Published on Friday, September 26, 2014 by Andy Ramirez
He woke up on a cold December morning, not unlike any other. He shuffle out of bed, went through his normal routine, and got ready for work. He drove his car through early morning traffic as he did every day. As he pulled into the parking lot at the food bank, he noticed another car in the lot, but dismissed it as a volunteer worker waiting for the coordinator to arrive. Halfway through opening the food center, he heard a knock on the door. A little girl, of about seven, and her mother were standing in the doorway, dressed in pajamas, in the cold. They explained that they were in need of food. Their car was their home, the park bathrooms their showers. The mother then explained about the loss of her husband, and how it left her a widowed stay-at-home mom with a young daughter to take care of. It was one of those moments that changes a person’s life forever, at least it did for food warehouse distributor Jason Galindo, a former Bryan High student.
Hunger is a feeling everyone has experienced; the growling stomach, the fatigue, the exhaustion, but for most, a quick meal puts an end to these uncomfortable and distracting feelings. Some, however, don’t have that luxury as they are forced to live with the reality of not knowing where their next meal may come from. Hunger is real, and it isn’t just a foreign struggle, but a problem found across America.
“District wide, 75% or 11,842 of BISD students qualify for free and reduced-price meals,” head nutritional coordinator Sunday Fryrear said, “Sixty-seven percent or 1,362 students at BHS qualify for free and reduced-price meals.”
These numbers represent more than statistics, they are real students experiencing real hardships. However, many high school students are too afraid to ask, or simply do not know about the assistance that is available, as there is a 10% drop in the number of students who receive aid at the high school level.
“Students are afraid of a stigma that may be associated with being on free and reduced-price meals,” Fryrear said, “However, with improved technology such as online applications and the fact that all students scan their ID’s to get a meal, it is extremely difficult to determine which students are receiving free and reduced-price meals. We work very hard to maintain confidentiality on our part.”
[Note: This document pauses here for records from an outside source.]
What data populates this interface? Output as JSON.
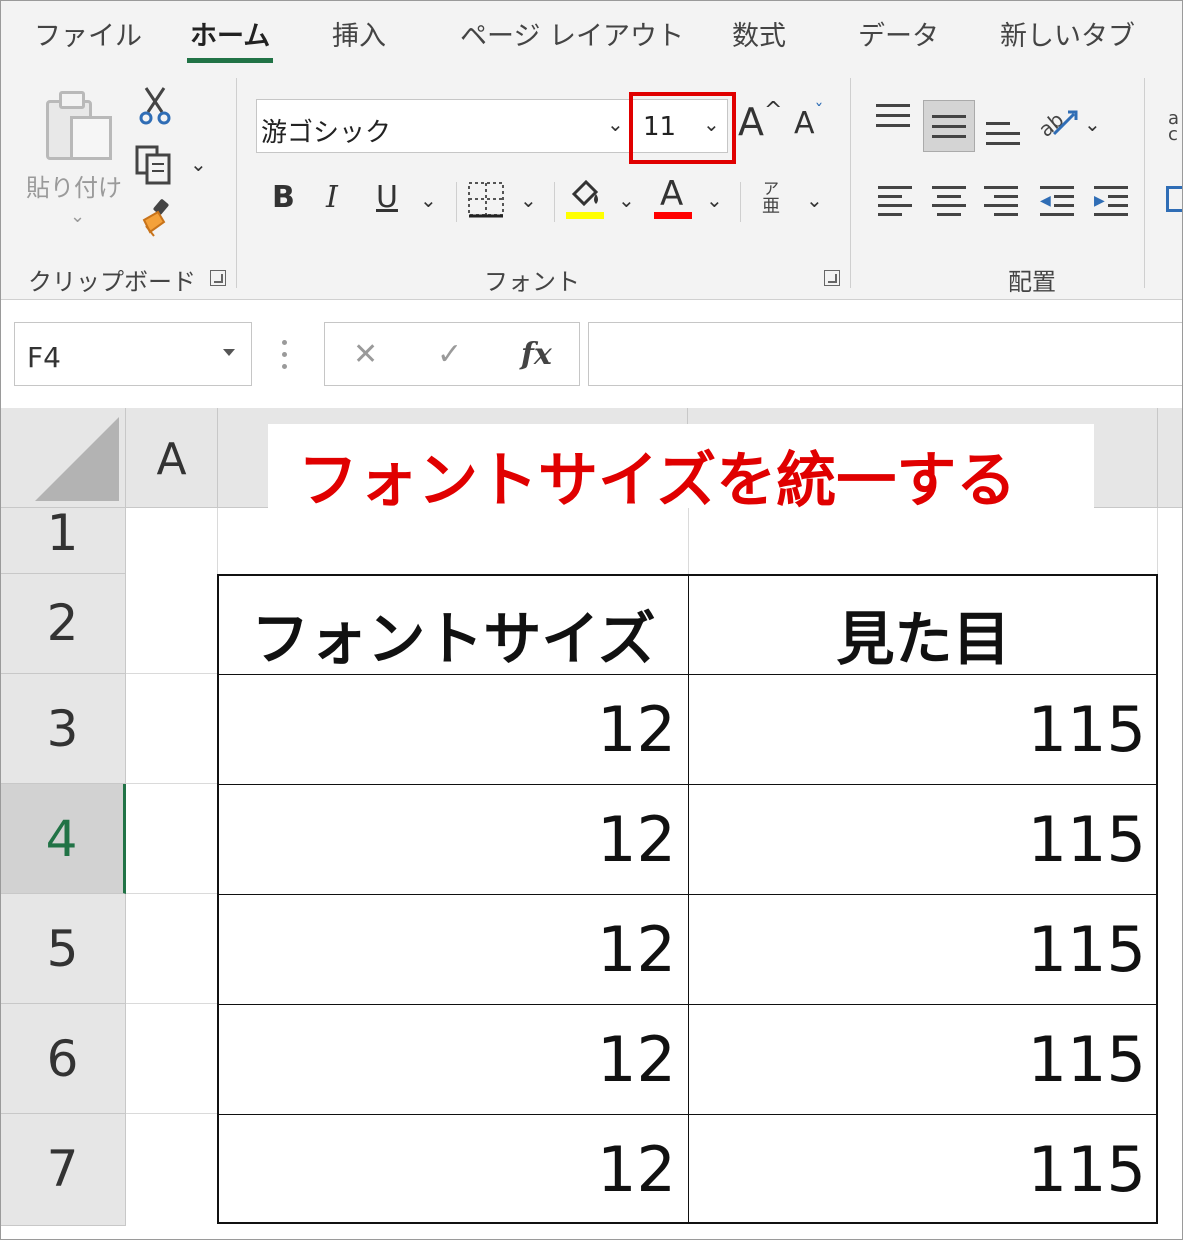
{
  "ribbon": {
    "tabs": [
      "ファイル",
      "ホーム",
      "挿入",
      "ページ レイアウト",
      "数式",
      "データ",
      "新しいタブ"
    ],
    "active_tab": "ホーム",
    "clipboard": {
      "paste_label": "貼り付け",
      "group_label": "クリップボード"
    },
    "font": {
      "name": "游ゴシック",
      "size": "11",
      "group_label": "フォント",
      "bold": "B",
      "italic": "I",
      "underline": "U",
      "font_color_glyph": "A",
      "grow_glyph": "A",
      "shrink_glyph": "A",
      "phonetic_top": "ア",
      "phonetic_bottom": "亜",
      "fill_color": "#ffff00",
      "font_color": "#ff0000"
    },
    "alignment": {
      "group_label": "配置"
    }
  },
  "formula_bar": {
    "name_box": "F4",
    "cancel": "✕",
    "enter": "✓",
    "fx": "fx",
    "formula": ""
  },
  "sheet": {
    "column_headers": [
      "A"
    ],
    "row_headers": [
      "1",
      "2",
      "3",
      "4",
      "5",
      "6",
      "7"
    ],
    "active_row": "4",
    "banner": "フォントサイズを統一する",
    "table": {
      "headers": [
        "フォントサイズ",
        "見た目"
      ],
      "rows": [
        [
          "12",
          "115"
        ],
        [
          "12",
          "115"
        ],
        [
          "12",
          "115"
        ],
        [
          "12",
          "115"
        ],
        [
          "12",
          "115"
        ]
      ]
    }
  },
  "colors": {
    "accent_green": "#217346",
    "highlight_red": "#e00000"
  }
}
The federal government provides around $7 million to fund these aid programs for students during the school day, but hunger doesn’t end at the school bell.
“Some schools provide snacks for students in tutoring or after school educational programs,” Fryrear said. “The district also participates in the Backpack Program which is a Food Bank program. On Fridays, certain students receive a backpack filled with food that they take home for the weekend.”
Such programs are also available during holidays and times when school is not in session. These programs do not receive funding from the federal government and are completely funded by grants and private donors.
“The Summer Food Service Program (SFSP) was created to ensure that children could continue to receive nutritious meals during the summer break,” Fryrear said. “Anyone between the ages of 1-18 may receive a free meal at any of our open sites. We do not ask for proof of income or proof of age.”
While schools and the district take an active role in providing for students, food banks play a large part in caring for those in the community who endure hunger and food insecurity.
“Last year, we distributed 6.5 million pounds [of food] within Brazos, Robertson, Grimes, Washington, Madison, and Burleson counties,” Galindo said, “According to Feeding America’s 2014 Hunger Study, our network of 200 food banks serve 46.5 million people a year, which translates to 1 in 7 people.”
While that number is staggering, there are many programs in place to help those who are struggling.
“Most of the agencies within our local food bank network cater to anyone that is hungry, with only a few requiring proof of residence,” Galindo said. “Anyone in need can also call 411 and ask for food assistance and the operator will direct the caller to someone that can help.”
For those not directly affected by hunger, there are ways they can help and give back.
“Not everyone has the income to donate to the cause, but most people probably have a few hours of their time to volunteer at some point during their week,” Galindo said. “Anyone that is looking to get involved can call any of the agencies and ask for volunteer opportunities, or come by the Brazos Valley Food Bank and lend a helping hand.”
Don’t let social stigmas deter you from either giving or receiving aid, because hunger is real, and it doesn’t care about age, gender, race, or income.
“If someone shows up on a bicycle carrying all of their belongings, they will receive aid,” Galindo said, “If someone shows up in a brand new BMW claiming they are hungry, they will receive aid.”
Galindo said society sees those driving around in a Mercedes and thinks ‘they must have a lot of money’, but the reality a lot can go wrong at any point in time. For examples, a lawyer, making 6 figures a year, driving in a Benz, with a half million dollar house could discover he has cancer, lose his job, can no longer afford health insurance, and is forced to find a way to pay his bills and take care of his family.
“There are those that are abusing the system, but I wholeheartedly believe that is a very small percentage compared to those that truly need the assistance,” Galindo said.